Like nothing in recent memory, the pandemic has exposed the countless challenges facing women in the city—particularly low-income women, who use public transit, commute on foot and traverse unsafe streets, rendering them more vulnerable than most men and higher-income women to both physical and sexual violence and to infection with COVID-19.
There has been a resounding failure by the international community to meet the urgent needs exacerbated by the cascading crises and to address the longstanding structural inequities that have only become more entrenched.
Last year on International Women’s Day, our world was shutting down. This Women’s Day, we have the rare opportunity to make that world a far better place for women and girls. We need to seize this opportunity.
Every year on October 11 we celebrate girls for being their wonderful selves, with the right to thrive and to realize their utmost potential. Girls are our future.
Yet this year, from war zones to refugee settings to the countryside to poor urban neighborhoods, girls all over the globe are at risk.
COVID-19 is compromising significant recent progress made towards global girls’ education equity, as schools close and migration increases. The painful and protracted interruptions to girls’ education are a global emergency, with incalculable potential losses to follow.
Although reproductive rights are under attack around the world, there remain some bright spots for women’s reproductive rights and contraceptive access.
In the Philippines, since 2012, when reproductive rights and education were finally enshrined in law in this fiercely Catholic country, the government has committed to providing free family planning services to those living in poverty.
In setting priorities and developing action plans, we need to listen to the women who know best what their communities need and how those needs change over time.

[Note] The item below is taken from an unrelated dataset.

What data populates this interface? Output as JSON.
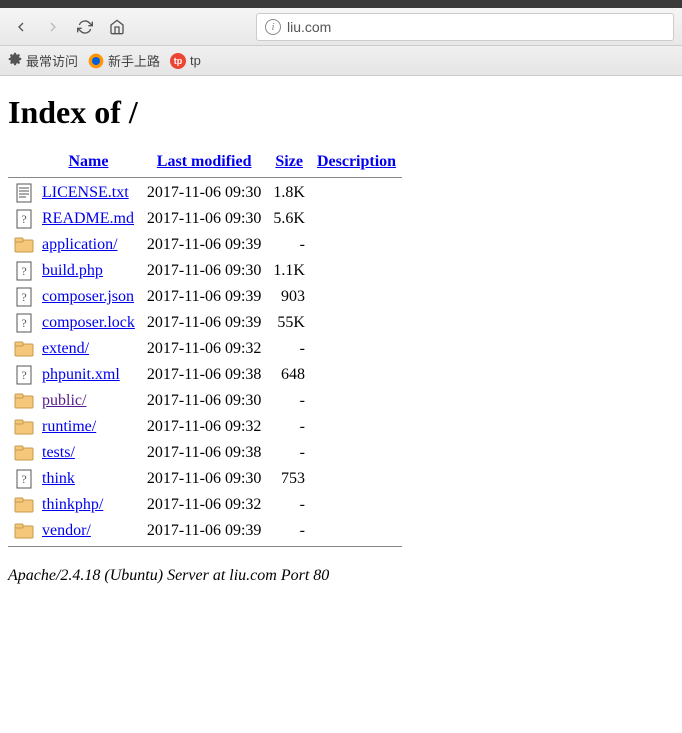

With schools, clinics and whole communities shuttered, our programs improving women’s and adolescent health, increasing access to girls’ education and empowerment, and preventing violence against women and girls, too, have largely been forced to pause. What does this mean, when working with populations even more fragile than our own?